Stored records

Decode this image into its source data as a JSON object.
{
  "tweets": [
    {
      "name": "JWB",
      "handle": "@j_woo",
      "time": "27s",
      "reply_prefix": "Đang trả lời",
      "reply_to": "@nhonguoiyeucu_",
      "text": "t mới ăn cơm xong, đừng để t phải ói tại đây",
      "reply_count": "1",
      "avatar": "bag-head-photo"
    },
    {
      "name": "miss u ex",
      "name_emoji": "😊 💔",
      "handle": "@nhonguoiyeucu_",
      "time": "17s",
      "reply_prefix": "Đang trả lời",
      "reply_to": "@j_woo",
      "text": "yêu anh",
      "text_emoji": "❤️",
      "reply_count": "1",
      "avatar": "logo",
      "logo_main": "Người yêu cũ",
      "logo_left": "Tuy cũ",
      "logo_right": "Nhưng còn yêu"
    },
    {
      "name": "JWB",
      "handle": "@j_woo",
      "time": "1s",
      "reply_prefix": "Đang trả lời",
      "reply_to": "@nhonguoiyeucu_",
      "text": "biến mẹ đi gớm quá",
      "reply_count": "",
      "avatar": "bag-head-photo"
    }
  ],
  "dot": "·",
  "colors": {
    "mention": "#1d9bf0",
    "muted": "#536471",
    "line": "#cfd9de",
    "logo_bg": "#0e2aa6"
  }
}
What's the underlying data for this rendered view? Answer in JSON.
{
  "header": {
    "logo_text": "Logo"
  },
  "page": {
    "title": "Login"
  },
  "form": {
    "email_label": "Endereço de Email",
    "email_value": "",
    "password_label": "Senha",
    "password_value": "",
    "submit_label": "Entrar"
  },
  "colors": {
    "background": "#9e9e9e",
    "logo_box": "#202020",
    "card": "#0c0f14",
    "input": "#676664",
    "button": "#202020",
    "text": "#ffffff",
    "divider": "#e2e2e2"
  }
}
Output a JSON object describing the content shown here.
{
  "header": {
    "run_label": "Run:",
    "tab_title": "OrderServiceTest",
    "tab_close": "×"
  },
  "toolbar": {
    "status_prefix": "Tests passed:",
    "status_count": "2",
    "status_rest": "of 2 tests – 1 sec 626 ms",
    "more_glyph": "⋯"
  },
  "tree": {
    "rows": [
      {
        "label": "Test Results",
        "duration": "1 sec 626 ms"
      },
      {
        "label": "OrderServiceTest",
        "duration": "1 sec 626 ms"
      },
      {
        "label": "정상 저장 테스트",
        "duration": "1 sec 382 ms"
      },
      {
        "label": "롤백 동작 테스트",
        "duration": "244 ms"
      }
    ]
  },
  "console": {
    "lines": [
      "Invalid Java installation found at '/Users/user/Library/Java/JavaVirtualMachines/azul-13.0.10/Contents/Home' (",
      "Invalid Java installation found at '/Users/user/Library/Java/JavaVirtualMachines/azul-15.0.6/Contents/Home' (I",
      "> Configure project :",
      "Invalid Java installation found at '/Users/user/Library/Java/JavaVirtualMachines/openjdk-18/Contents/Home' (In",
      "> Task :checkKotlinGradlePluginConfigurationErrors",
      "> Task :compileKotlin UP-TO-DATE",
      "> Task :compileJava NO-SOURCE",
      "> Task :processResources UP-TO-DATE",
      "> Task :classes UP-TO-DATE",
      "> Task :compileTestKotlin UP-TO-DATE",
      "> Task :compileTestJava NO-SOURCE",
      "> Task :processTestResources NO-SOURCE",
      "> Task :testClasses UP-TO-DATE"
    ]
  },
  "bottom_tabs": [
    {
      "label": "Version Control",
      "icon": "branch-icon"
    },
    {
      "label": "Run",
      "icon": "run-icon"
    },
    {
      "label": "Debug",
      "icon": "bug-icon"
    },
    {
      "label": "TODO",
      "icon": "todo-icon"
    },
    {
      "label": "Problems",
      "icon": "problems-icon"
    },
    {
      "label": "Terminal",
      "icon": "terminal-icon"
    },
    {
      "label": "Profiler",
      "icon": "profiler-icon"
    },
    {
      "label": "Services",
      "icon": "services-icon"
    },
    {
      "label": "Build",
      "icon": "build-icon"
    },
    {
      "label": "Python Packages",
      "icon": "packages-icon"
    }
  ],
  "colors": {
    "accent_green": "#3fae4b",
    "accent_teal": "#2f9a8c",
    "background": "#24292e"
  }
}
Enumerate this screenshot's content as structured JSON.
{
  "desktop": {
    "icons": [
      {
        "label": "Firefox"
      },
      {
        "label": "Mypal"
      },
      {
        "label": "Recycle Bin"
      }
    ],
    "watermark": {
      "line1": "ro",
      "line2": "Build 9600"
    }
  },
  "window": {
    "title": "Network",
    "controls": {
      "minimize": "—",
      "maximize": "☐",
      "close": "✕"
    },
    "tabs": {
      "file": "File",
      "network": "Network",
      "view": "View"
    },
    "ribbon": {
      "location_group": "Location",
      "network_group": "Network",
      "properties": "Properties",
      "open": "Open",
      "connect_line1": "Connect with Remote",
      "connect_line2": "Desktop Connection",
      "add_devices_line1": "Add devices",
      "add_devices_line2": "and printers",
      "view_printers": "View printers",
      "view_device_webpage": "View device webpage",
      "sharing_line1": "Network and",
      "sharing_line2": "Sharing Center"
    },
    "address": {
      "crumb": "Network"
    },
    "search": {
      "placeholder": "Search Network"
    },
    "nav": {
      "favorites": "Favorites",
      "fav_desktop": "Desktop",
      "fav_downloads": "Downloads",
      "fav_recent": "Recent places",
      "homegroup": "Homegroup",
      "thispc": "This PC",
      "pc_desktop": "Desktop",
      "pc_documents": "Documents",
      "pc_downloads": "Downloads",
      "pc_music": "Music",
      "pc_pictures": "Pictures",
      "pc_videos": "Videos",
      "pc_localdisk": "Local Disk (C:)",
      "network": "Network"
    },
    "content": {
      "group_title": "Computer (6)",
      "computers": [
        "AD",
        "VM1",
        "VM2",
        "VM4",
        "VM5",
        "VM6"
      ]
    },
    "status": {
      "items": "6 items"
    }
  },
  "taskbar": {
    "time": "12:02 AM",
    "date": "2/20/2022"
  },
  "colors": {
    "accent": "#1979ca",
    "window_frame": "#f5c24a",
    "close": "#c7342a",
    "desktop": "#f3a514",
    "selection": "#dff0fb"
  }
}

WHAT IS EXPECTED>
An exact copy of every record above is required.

RESPONSE AREA>
Decode this image into its source data as a JSON object.
{
  "tweets": [
    {
      "name": "JWB",
      "handle": "@j_woo",
      "time": "27s",
      "reply_prefix": "Đang trả lời",
      "reply_to": "@nhonguoiyeucu_",
      "text": "t mới ăn cơm xong, đừng để t phải ói tại đây",
      "reply_count": "1",
      "avatar": "bag-head-photo"
    },
    {
      "name": "miss u ex",
      "name_emoji": "😊 💔",
      "handle": "@nhonguoiyeucu_",
      "time": "17s",
      "reply_prefix": "Đang trả lời",
      "reply_to": "@j_woo",
      "text": "yêu anh",
      "text_emoji": "❤️",
      "reply_count": "1",
      "avatar": "logo",
      "logo_main": "Người yêu cũ",
      "logo_left": "Tuy cũ",
      "logo_right": "Nhưng còn yêu"
    },
    {
      "name": "JWB",
      "handle": "@j_woo",
      "time": "1s",
      "reply_prefix": "Đang trả lời",
      "reply_to": "@nhonguoiyeucu_",
      "text": "biến mẹ đi gớm quá",
      "reply_count": "",
      "avatar": "bag-head-photo"
    }
  ],
  "dot": "·",
  "colors": {
    "mention": "#1d9bf0",
    "muted": "#536471",
    "line": "#cfd9de",
    "logo_bg": "#0e2aa6"
  }
}
What's the underlying data for this rendered view? Answer in JSON.
{
  "header": {
    "logo_text": "Logo"
  },
  "page": {
    "title": "Login"
  },
  "form": {
    "email_label": "Endereço de Email",
    "email_value": "",
    "password_label": "Senha",
    "password_value": "",
    "submit_label": "Entrar"
  },
  "colors": {
    "background": "#9e9e9e",
    "logo_box": "#202020",
    "card": "#0c0f14",
    "input": "#676664",
    "button": "#202020",
    "text": "#ffffff",
    "divider": "#e2e2e2"
  }
}
Output a JSON object describing the content shown here.
{
  "header": {
    "run_label": "Run:",
    "tab_title": "OrderServiceTest",
    "tab_close": "×"
  },
  "toolbar": {
    "status_prefix": "Tests passed:",
    "status_count": "2",
    "status_rest": "of 2 tests – 1 sec 626 ms",
    "more_glyph": "⋯"
  },
  "tree": {
    "rows": [
      {
        "label": "Test Results",
        "duration": "1 sec 626 ms"
      },
      {
        "label": "OrderServiceTest",
        "duration": "1 sec 626 ms"
      },
      {
        "label": "정상 저장 테스트",
        "duration": "1 sec 382 ms"
      },
      {
        "label": "롤백 동작 테스트",
        "duration": "244 ms"
      }
    ]
  },
  "console": {
    "lines": [
      "Invalid Java installation found at '/Users/user/Library/Java/JavaVirtualMachines/azul-13.0.10/Contents/Home' (",
      "Invalid Java installation found at '/Users/user/Library/Java/JavaVirtualMachines/azul-15.0.6/Contents/Home' (I",
      "> Configure project :",
      "Invalid Java installation found at '/Users/user/Library/Java/JavaVirtualMachines/openjdk-18/Contents/Home' (In",
      "> Task :checkKotlinGradlePluginConfigurationErrors",
      "> Task :compileKotlin UP-TO-DATE",
      "> Task :compileJava NO-SOURCE",
      "> Task :processResources UP-TO-DATE",
      "> Task :classes UP-TO-DATE",
      "> Task :compileTestKotlin UP-TO-DATE",
      "> Task :compileTestJava NO-SOURCE",
      "> Task :processTestResources NO-SOURCE",
      "> Task :testClasses UP-TO-DATE"
    ]
  },
  "bottom_tabs": [
    {
      "label": "Version Control",
      "icon": "branch-icon"
    },
    {
      "label": "Run",
      "icon": "run-icon"
    },
    {
      "label": "Debug",
      "icon": "bug-icon"
    },
    {
      "label": "TODO",
      "icon": "todo-icon"
    },
    {
      "label": "Problems",
      "icon": "problems-icon"
    },
    {
      "label": "Terminal",
      "icon": "terminal-icon"
    },
    {
      "label": "Profiler",
      "icon": "profiler-icon"
    },
    {
      "label": "Services",
      "icon": "services-icon"
    },
    {
      "label": "Build",
      "icon": "build-icon"
    },
    {
      "label": "Python Packages",
      "icon": "packages-icon"
    }
  ],
  "colors": {
    "accent_green": "#3fae4b",
    "accent_teal": "#2f9a8c",
    "background": "#24292e"
  }
}
Enumerate this screenshot's content as structured JSON.
{
  "desktop": {
    "icons": [
      {
        "label": "Firefox"
      },
      {
        "label": "Mypal"
      },
      {
        "label": "Recycle Bin"
      }
    ],
    "watermark": {
      "line1": "ro",
      "line2": "Build 9600"
    }
  },
  "window": {
    "title": "Network",
    "controls": {
      "minimize": "—",
      "maximize": "☐",
      "close": "✕"
    },
    "tabs": {
      "file": "File",
      "network": "Network",
      "view": "View"
    },
    "ribbon": {
      "location_group": "Location",
      "network_group": "Network",
      "properties": "Properties",
      "open": "Open",
      "connect_line1": "Connect with Remote",
      "connect_line2": "Desktop Connection",
      "add_devices_line1": "Add devices",
      "add_devices_line2": "and printers",
      "view_printers": "View printers",
      "view_device_webpage": "View device webpage",
      "sharing_line1": "Network and",
      "sharing_line2": "Sharing Center"
    },
    "address": {
      "crumb": "Network"
    },
    "search": {
      "placeholder": "Search Network"
    },
    "nav": {
      "favorites": "Favorites",
      "fav_desktop": "Desktop",
      "fav_downloads": "Downloads",
      "fav_recent": "Recent places",
      "homegroup": "Homegroup",
      "thispc": "This PC",
      "pc_desktop": "Desktop",
      "pc_documents": "Documents",
      "pc_downloads": "Downloads",
      "pc_music": "Music",
      "pc_pictures": "Pictures",
      "pc_videos": "Videos",
      "pc_localdisk": "Local Disk (C:)",
      "network": "Network"
    },
    "content": {
      "group_title": "Computer (6)",
      "computers": [
        "AD",
        "VM1",
        "VM2",
        "VM4",
        "VM5",
        "VM6"
      ]
    },
    "status": {
      "items": "6 items"
    }
  },
  "taskbar": {
    "time": "12:02 AM",
    "date": "2/20/2022"
  },
  "colors": {
    "accent": "#1979ca",
    "window_frame": "#f5c24a",
    "close": "#c7342a",
    "desktop": "#f3a514",
    "selection": "#dff0fb"
  }
}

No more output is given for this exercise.